*** Provided records Section Begins ***
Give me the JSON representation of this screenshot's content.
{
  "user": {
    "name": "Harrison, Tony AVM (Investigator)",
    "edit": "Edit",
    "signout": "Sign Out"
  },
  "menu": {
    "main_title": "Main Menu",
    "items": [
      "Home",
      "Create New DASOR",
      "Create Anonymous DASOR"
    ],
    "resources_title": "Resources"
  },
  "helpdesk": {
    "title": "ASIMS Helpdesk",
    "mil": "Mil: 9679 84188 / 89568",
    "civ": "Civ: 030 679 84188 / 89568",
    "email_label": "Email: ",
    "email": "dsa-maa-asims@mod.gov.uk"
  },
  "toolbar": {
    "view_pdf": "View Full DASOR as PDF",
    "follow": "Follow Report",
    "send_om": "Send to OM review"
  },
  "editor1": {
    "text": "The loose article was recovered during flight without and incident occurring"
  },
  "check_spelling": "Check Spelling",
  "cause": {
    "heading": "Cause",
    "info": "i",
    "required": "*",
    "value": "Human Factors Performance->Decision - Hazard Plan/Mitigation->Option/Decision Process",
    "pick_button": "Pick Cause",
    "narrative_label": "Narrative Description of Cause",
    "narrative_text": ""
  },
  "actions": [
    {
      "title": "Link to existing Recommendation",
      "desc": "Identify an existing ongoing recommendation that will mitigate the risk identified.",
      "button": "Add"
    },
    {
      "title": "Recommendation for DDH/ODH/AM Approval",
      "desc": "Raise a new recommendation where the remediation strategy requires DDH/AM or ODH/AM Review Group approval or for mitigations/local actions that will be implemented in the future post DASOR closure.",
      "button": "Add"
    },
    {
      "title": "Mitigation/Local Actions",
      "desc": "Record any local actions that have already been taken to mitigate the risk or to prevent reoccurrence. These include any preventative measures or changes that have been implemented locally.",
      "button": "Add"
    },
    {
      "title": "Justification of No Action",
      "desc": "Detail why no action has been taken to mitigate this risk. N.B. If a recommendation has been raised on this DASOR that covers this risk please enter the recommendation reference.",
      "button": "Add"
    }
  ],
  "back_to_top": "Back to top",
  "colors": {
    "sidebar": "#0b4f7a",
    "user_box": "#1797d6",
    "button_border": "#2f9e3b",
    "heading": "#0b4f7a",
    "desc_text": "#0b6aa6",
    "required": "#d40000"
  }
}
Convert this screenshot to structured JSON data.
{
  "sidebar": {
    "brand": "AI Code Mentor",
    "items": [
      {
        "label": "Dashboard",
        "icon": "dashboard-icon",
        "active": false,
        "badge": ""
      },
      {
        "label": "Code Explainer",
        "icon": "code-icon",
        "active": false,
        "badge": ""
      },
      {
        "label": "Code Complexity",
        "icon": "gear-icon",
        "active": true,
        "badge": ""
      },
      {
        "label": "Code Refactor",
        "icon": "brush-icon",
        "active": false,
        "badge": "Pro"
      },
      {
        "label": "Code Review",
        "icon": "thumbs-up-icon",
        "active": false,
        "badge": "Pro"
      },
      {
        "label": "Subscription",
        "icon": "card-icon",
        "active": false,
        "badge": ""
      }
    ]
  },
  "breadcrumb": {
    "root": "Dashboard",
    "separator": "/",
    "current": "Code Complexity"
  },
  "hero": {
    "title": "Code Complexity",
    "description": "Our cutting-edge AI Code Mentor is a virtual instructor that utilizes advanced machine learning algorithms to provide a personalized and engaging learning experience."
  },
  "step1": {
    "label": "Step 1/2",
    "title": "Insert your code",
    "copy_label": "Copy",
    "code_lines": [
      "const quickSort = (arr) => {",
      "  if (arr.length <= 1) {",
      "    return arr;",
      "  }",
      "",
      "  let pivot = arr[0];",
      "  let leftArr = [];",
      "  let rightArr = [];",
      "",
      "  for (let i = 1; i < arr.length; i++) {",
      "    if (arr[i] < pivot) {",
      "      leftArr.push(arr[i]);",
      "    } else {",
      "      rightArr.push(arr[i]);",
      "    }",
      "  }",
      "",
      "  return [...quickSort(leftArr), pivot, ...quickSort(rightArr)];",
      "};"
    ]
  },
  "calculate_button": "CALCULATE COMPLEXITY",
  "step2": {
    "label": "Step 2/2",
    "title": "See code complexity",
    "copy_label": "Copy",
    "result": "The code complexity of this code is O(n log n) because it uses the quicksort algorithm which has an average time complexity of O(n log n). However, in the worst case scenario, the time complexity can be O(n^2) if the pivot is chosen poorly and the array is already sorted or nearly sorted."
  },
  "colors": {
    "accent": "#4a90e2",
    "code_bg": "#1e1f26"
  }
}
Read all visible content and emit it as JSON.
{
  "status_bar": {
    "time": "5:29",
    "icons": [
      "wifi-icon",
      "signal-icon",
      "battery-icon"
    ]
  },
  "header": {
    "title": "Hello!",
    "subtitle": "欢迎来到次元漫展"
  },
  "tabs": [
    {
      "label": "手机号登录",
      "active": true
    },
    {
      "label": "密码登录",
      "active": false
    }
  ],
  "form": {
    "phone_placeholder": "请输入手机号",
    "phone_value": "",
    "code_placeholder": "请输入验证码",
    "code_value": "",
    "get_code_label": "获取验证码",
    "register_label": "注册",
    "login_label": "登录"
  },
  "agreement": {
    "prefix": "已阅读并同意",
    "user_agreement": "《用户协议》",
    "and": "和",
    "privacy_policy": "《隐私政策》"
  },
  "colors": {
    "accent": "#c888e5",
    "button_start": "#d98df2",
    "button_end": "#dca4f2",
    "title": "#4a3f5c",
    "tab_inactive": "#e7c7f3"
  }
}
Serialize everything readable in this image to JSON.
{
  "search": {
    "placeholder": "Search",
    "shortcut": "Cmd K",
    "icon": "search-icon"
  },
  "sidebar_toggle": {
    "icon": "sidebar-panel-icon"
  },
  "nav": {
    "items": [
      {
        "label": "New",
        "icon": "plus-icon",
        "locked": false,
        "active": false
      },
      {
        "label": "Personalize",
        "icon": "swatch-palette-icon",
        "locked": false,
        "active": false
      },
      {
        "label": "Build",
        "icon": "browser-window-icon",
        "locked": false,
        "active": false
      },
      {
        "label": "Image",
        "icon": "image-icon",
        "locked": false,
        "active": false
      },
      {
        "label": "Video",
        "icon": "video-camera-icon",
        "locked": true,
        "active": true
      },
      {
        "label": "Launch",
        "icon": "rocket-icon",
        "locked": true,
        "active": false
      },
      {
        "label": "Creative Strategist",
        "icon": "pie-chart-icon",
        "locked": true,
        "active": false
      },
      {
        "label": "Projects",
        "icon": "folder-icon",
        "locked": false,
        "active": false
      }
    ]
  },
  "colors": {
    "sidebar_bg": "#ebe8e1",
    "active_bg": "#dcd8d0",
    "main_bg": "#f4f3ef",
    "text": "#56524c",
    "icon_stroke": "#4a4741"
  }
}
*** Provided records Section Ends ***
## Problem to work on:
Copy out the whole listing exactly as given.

## Exercise result:
Give me the JSON representation of this screenshot's content.
{
  "user": {
    "name": "Harrison, Tony AVM (Investigator)",
    "edit": "Edit",
    "signout": "Sign Out"
  },
  "menu": {
    "main_title": "Main Menu",
    "items": [
      "Home",
      "Create New DASOR",
      "Create Anonymous DASOR"
    ],
    "resources_title": "Resources"
  },
  "helpdesk": {
    "title": "ASIMS Helpdesk",
    "mil": "Mil: 9679 84188 / 89568",
    "civ": "Civ: 030 679 84188 / 89568",
    "email_label": "Email: ",
    "email": "dsa-maa-asims@mod.gov.uk"
  },
  "toolbar": {
    "view_pdf": "View Full DASOR as PDF",
    "follow": "Follow Report",
    "send_om": "Send to OM review"
  },
  "editor1": {
    "text": "The loose article was recovered during flight without and incident occurring"
  },
  "check_spelling": "Check Spelling",
  "cause": {
    "heading": "Cause",
    "info": "i",
    "required": "*",
    "value": "Human Factors Performance->Decision - Hazard Plan/Mitigation->Option/Decision Process",
    "pick_button": "Pick Cause",
    "narrative_label": "Narrative Description of Cause",
    "narrative_text": ""
  },
  "actions": [
    {
      "title": "Link to existing Recommendation",
      "desc": "Identify an existing ongoing recommendation that will mitigate the risk identified.",
      "button": "Add"
    },
    {
      "title": "Recommendation for DDH/ODH/AM Approval",
      "desc": "Raise a new recommendation where the remediation strategy requires DDH/AM or ODH/AM Review Group approval or for mitigations/local actions that will be implemented in the future post DASOR closure.",
      "button": "Add"
    },
    {
      "title": "Mitigation/Local Actions",
      "desc": "Record any local actions that have already been taken to mitigate the risk or to prevent reoccurrence. These include any preventative measures or changes that have been implemented locally.",
      "button": "Add"
    },
    {
      "title": "Justification of No Action",
      "desc": "Detail why no action has been taken to mitigate this risk. N.B. If a recommendation has been raised on this DASOR that covers this risk please enter the recommendation reference.",
      "button": "Add"
    }
  ],
  "back_to_top": "Back to top",
  "colors": {
    "sidebar": "#0b4f7a",
    "user_box": "#1797d6",
    "button_border": "#2f9e3b",
    "heading": "#0b4f7a",
    "desc_text": "#0b6aa6",
    "required": "#d40000"
  }
}
Convert this screenshot to structured JSON data.
{
  "sidebar": {
    "brand": "AI Code Mentor",
    "items": [
      {
        "label": "Dashboard",
        "icon": "dashboard-icon",
        "active": false,
        "badge": ""
      },
      {
        "label": "Code Explainer",
        "icon": "code-icon",
        "active": false,
        "badge": ""
      },
      {
        "label": "Code Complexity",
        "icon": "gear-icon",
        "active": true,
        "badge": ""
      },
      {
        "label": "Code Refactor",
        "icon": "brush-icon",
        "active": false,
        "badge": "Pro"
      },
      {
        "label": "Code Review",
        "icon": "thumbs-up-icon",
        "active": false,
        "badge": "Pro"
      },
      {
        "label": "Subscription",
        "icon": "card-icon",
        "active": false,
        "badge": ""
      }
    ]
  },
  "breadcrumb": {
    "root": "Dashboard",
    "separator": "/",
    "current": "Code Complexity"
  },
  "hero": {
    "title": "Code Complexity",
    "description": "Our cutting-edge AI Code Mentor is a virtual instructor that utilizes advanced machine learning algorithms to provide a personalized and engaging learning experience."
  },
  "step1": {
    "label": "Step 1/2",
    "title": "Insert your code",
    "copy_label": "Copy",
    "code_lines": [
      "const quickSort = (arr) => {",
      "  if (arr.length <= 1) {",
      "    return arr;",
      "  }",
      "",
      "  let pivot = arr[0];",
      "  let leftArr = [];",
      "  let rightArr = [];",
      "",
      "  for (let i = 1; i < arr.length; i++) {",
      "    if (arr[i] < pivot) {",
      "      leftArr.push(arr[i]);",
      "    } else {",
      "      rightArr.push(arr[i]);",
      "    }",
      "  }",
      "",
      "  return [...quickSort(leftArr), pivot, ...quickSort(rightArr)];",
      "};"
    ]
  },
  "calculate_button": "CALCULATE COMPLEXITY",
  "step2": {
    "label": "Step 2/2",
    "title": "See code complexity",
    "copy_label": "Copy",
    "result": "The code complexity of this code is O(n log n) because it uses the quicksort algorithm which has an average time complexity of O(n log n). However, in the worst case scenario, the time complexity can be O(n^2) if the pivot is chosen poorly and the array is already sorted or nearly sorted."
  },
  "colors": {
    "accent": "#4a90e2",
    "code_bg": "#1e1f26"
  }
}
Read all visible content and emit it as JSON.
{
  "status_bar": {
    "time": "5:29",
    "icons": [
      "wifi-icon",
      "signal-icon",
      "battery-icon"
    ]
  },
  "header": {
    "title": "Hello!",
    "subtitle": "欢迎来到次元漫展"
  },
  "tabs": [
    {
      "label": "手机号登录",
      "active": true
    },
    {
      "label": "密码登录",
      "active": false
    }
  ],
  "form": {
    "phone_placeholder": "请输入手机号",
    "phone_value": "",
    "code_placeholder": "请输入验证码",
    "code_value": "",
    "get_code_label": "获取验证码",
    "register_label": "注册",
    "login_label": "登录"
  },
  "agreement": {
    "prefix": "已阅读并同意",
    "user_agreement": "《用户协议》",
    "and": "和",
    "privacy_policy": "《隐私政策》"
  },
  "colors": {
    "accent": "#c888e5",
    "button_start": "#d98df2",
    "button_end": "#dca4f2",
    "title": "#4a3f5c",
    "tab_inactive": "#e7c7f3"
  }
}
Serialize everything readable in this image to JSON.
{
  "search": {
    "placeholder": "Search",
    "shortcut": "Cmd K",
    "icon": "search-icon"
  },
  "sidebar_toggle": {
    "icon": "sidebar-panel-icon"
  },
  "nav": {
    "items": [
      {
        "label": "New",
        "icon": "plus-icon",
        "locked": false,
        "active": false
      },
      {
        "label": "Personalize",
        "icon": "swatch-palette-icon",
        "locked": false,
        "active": false
      },
      {
        "label": "Build",
        "icon": "browser-window-icon",
        "locked": false,
        "active": false
      },
      {
        "label": "Image",
        "icon": "image-icon",
        "locked": false,
        "active": false
      },
      {
        "label": "Video",
        "icon": "video-camera-icon",
        "locked": true,
        "active": true
      },
      {
        "label": "Launch",
        "icon": "rocket-icon",
        "locked": true,
        "active": false
      },
      {
        "label": "Creative Strategist",
        "icon": "pie-chart-icon",
        "locked": true,
        "active": false
      },
      {
        "label": "Projects",
        "icon": "folder-icon",
        "locked": false,
        "active": false
      }
    ]
  },
  "colors": {
    "sidebar_bg": "#ebe8e1",
    "active_bg": "#dcd8d0",
    "main_bg": "#f4f3ef",
    "text": "#56524c",
    "icon_stroke": "#4a4741"
  }
}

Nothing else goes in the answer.